Have a  look at this school report for a 16 year old boy from 1949. The person referred to ranked last out of 250 boys in his year group at biology and was in the bottom set in every other science subject.  What would you rate as his future prospects?



The report card is that of Sir John Gurdon. In October 2012 he was awarded the Noble Prize in Medicine or Physiology for his pioneering work on cloning.

Gurdon later had this report framed. He told a reporter “When you have problems like an experiment that doesn’t work, which often happens, it’s nice to remind yourself that perhaps after all you are not so good at this job and the schoolmaster may have been right.”

Maybe such an inaccurate school report is an anomaly or aberration. Or maybe not.

The following are excerpts from actual school reports as reported by Luke Layfield in The Guardian newspaper of 11 January 2005:

Adolf Hitler (when age 16):
From his secondary school report card, September 16 1905: “Moral conduct, very satisfactory; diligence, irregular; religious instruction, adequate… freehand drawing, good; gymnastics, excellent.”

Einstein (when age 16):
Munich schoolmaster wrote in Albert Einstein’s school report, “He will never amount to anything”, 1895.

Peter Ustinov (actor, filmmaker, theatre and opera director, stage designer, author, screenwriter, comedian, humorist):
“Peter tends to set himself very low targets which he then fails to achieve.”

Gary Lineker (England footballer regarded as one of the country’s best ever players and who has gone onto become a TV football presenter):
“He must devote less of his time to sport if he wants to be a success”.
“His academic work is handicapped by excessive juvenility. It is time he worked out seriously his objectives in life.”
“Too interested in sport. You can’t make a living out of football.”

Paddy Ashdown (British diplomat and politician who is fluent in six languages):
“This boy will never learn languages.”

Charlotte Bronte (novelist and author of Jane Eyre):
School report said that she “writes indifferently” and “knows nothing of grammar”.

John Lennon (musician, singer, songwriter and founder member of the Beatles,  the most commercially successful and critically acclaimed band in the history of popular music):
“Hopeless. Rather a clown in class. He is just wasting other pupils’ time.
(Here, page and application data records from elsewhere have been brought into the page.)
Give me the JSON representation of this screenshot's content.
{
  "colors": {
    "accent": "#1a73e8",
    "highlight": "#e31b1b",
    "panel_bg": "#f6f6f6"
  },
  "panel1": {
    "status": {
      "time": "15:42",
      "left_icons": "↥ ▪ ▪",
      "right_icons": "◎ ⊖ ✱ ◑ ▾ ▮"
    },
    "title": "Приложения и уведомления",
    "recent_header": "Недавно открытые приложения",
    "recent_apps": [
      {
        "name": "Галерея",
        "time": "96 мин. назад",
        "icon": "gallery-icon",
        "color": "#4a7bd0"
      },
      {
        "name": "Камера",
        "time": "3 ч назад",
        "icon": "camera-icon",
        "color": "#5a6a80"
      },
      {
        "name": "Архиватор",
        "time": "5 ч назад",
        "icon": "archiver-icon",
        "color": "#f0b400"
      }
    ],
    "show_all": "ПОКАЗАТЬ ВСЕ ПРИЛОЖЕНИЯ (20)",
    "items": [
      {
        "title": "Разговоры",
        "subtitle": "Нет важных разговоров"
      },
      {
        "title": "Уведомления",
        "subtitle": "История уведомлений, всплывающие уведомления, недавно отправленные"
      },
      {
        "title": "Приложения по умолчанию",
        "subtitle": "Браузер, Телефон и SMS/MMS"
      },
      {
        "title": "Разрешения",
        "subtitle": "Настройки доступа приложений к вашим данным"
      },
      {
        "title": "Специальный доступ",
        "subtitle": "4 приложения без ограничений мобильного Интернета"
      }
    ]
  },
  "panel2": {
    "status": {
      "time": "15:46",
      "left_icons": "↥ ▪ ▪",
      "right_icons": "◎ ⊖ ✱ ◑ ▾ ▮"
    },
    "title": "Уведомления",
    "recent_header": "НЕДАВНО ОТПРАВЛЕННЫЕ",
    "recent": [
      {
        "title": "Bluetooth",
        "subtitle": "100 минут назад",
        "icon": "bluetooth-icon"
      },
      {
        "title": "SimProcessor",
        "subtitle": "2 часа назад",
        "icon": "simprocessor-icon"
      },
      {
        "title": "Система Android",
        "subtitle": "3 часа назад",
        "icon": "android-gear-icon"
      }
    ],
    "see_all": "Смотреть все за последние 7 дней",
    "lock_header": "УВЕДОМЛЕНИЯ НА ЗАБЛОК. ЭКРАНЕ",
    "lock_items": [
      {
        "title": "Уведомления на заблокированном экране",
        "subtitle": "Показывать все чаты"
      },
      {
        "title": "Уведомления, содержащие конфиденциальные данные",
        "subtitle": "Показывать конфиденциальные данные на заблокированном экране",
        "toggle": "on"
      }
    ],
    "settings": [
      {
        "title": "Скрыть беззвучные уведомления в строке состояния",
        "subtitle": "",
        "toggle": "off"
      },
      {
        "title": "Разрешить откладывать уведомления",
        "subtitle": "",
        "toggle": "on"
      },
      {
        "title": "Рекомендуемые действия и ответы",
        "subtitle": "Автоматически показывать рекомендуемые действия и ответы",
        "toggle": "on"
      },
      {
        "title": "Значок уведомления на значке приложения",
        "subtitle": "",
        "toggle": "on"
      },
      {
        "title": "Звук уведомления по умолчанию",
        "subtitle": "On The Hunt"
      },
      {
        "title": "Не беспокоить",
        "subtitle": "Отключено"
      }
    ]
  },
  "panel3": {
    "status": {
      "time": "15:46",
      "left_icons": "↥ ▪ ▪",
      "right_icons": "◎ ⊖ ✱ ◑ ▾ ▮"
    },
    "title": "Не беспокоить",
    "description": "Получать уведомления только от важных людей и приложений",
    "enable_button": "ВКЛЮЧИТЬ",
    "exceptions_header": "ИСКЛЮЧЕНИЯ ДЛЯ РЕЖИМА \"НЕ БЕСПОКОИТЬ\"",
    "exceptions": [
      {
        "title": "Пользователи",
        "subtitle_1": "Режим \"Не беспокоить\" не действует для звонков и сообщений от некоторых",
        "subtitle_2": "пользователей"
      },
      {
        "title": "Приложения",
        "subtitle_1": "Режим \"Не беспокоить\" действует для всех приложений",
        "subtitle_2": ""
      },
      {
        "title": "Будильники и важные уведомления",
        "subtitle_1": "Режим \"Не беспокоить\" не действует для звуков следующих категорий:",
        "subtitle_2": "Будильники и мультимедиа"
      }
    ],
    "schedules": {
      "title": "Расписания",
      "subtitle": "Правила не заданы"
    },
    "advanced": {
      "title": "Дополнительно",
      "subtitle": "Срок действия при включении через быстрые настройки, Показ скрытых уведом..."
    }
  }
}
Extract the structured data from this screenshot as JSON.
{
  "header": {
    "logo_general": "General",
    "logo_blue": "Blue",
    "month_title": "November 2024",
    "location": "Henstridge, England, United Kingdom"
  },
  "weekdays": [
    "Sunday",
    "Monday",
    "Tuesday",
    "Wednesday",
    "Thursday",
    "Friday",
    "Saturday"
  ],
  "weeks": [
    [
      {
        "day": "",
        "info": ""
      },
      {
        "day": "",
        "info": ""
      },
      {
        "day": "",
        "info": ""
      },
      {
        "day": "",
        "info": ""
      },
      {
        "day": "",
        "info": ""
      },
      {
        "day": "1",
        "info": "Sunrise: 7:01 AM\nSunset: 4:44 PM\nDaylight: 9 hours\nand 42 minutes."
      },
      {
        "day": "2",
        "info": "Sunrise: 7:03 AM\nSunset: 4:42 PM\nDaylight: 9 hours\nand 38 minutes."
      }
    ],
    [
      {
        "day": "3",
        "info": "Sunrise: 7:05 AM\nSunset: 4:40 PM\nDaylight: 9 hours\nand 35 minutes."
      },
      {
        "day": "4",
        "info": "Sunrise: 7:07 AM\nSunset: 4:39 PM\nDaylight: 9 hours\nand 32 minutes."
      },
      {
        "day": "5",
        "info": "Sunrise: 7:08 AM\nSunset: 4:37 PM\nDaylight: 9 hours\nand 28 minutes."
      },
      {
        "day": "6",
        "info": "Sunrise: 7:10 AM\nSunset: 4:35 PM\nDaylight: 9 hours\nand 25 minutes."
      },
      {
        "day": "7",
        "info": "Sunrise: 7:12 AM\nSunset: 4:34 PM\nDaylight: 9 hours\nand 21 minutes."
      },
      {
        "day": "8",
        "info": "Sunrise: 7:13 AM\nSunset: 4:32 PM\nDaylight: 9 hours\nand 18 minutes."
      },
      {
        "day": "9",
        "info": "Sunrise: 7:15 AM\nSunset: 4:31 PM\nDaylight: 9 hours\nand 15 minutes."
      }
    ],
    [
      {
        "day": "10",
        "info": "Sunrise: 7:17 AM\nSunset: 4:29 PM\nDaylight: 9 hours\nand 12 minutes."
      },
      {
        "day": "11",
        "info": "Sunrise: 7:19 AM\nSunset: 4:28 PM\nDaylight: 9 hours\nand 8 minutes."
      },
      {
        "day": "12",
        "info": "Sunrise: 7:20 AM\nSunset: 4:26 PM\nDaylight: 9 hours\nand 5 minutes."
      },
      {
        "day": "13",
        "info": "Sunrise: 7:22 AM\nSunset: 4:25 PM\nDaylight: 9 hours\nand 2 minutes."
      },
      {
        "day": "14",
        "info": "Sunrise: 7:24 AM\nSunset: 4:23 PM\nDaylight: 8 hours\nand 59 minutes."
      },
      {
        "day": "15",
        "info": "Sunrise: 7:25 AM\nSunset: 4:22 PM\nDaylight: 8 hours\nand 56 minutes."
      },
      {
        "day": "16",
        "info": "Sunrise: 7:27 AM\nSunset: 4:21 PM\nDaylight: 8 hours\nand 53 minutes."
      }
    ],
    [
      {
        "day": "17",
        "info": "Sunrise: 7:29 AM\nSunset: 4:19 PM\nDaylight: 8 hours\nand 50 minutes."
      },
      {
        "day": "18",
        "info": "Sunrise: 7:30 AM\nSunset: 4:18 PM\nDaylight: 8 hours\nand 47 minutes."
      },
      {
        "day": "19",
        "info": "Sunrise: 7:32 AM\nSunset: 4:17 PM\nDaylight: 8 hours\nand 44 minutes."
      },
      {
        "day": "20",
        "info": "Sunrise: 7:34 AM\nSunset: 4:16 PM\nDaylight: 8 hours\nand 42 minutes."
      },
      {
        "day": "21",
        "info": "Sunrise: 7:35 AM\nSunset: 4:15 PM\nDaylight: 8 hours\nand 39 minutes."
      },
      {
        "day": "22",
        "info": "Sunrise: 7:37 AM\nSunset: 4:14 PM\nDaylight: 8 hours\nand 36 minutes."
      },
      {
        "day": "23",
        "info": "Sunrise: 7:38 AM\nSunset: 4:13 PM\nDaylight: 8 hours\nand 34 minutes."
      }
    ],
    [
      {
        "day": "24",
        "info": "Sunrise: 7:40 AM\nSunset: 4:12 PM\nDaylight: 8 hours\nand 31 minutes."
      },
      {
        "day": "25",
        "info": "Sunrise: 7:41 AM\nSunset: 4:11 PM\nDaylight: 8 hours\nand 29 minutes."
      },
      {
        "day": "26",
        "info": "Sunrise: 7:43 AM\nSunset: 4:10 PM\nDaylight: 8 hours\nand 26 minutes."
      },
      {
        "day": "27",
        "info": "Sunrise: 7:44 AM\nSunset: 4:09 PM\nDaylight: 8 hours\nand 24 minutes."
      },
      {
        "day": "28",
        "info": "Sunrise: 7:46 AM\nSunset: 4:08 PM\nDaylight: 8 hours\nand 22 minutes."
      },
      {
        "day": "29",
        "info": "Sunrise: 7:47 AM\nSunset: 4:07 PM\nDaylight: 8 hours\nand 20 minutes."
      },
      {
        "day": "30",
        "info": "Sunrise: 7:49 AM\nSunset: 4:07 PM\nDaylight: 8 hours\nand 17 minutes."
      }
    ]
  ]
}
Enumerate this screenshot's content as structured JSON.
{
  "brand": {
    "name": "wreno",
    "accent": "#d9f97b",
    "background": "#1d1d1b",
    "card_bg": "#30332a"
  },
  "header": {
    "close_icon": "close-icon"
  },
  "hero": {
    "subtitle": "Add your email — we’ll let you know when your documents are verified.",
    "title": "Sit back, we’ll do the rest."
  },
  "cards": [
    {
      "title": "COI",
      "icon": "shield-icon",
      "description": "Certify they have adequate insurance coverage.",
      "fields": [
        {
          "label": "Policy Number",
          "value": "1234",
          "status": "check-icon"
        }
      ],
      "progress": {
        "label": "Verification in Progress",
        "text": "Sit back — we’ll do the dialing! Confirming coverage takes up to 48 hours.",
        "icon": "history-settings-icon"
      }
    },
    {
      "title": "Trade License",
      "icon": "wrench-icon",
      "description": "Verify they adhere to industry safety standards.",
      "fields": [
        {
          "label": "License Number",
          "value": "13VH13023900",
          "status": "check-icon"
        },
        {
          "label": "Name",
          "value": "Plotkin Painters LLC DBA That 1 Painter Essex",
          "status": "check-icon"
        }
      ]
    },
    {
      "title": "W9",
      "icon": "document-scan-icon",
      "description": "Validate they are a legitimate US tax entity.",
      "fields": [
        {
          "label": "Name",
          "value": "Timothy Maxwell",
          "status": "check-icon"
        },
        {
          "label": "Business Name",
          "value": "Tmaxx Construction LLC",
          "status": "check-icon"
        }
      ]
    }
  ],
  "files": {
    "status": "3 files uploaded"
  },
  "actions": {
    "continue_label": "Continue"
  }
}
Certainly on the road to failure.”

Cilla Black (English singer, actress, entertainer and media personality who in 2004 was the highest paid female performer on British television):
“Priscilla is suitable for office work.”

Jon Snow (longest running presenter of Channel 4 News):
“Snow has set himself low standards which he has failed to come up to.”

Tim Henman (who in 2004 reached the ranking of number 4 in the world at tennis):
A school report said that while he was “well-balanced, open and friendly” he lacked the “killer instinct” expected of a champion.

Alan Sugar, 1960 (business magnate, media personality and political advisor with an estimated fortune in 2011 of £770 million):
“Alan can do better than this. He has ability, but seems afraid to use it.”

The reason for sharing these examples is to illustrate how easy it is to label people and completely miss their potential.

It is also, I hope a great encouragement that our past does not have to dictate our future. It is so easy to miss the greatness others are capable of.

Maybe the other unspoken tragedy is the scripts we imprison ourselves in because of what we were told in the past or maybe told ourselves from our past. How much are those old tapes still playing in our minds? Those old tapes can be a lid to our potential. (See the Law of the Lid).

How do these examples of missed potential (at the time)  speak to you?

Is there an outdated report (from your past or from yourself) that you are still believing?

(For further exploration on this do look at Paradigms and Paradigm Shifts Part 1 and Part 2. There is also The Importance of Right Attitude Part 1 and Part 2 along with Principles Governing Attitude Part 1 and Part 2).

When I was 17 a computer print out (yes they existed at that time!) predicted for some reason that is still a mystery to me that one of the ideal careers I was most suited to was to be a beauty therapist!

I close with a quote from Albert Einstein:

“Imagination is more important than knowledge. For knowledge is limited to all we now know and understand, while imagination embraces the entire world, and all there ever will be to know and understand.”

It would be great to have your thoughts and reflections below.
(In case you are reading this from an email then please go to the website to comment).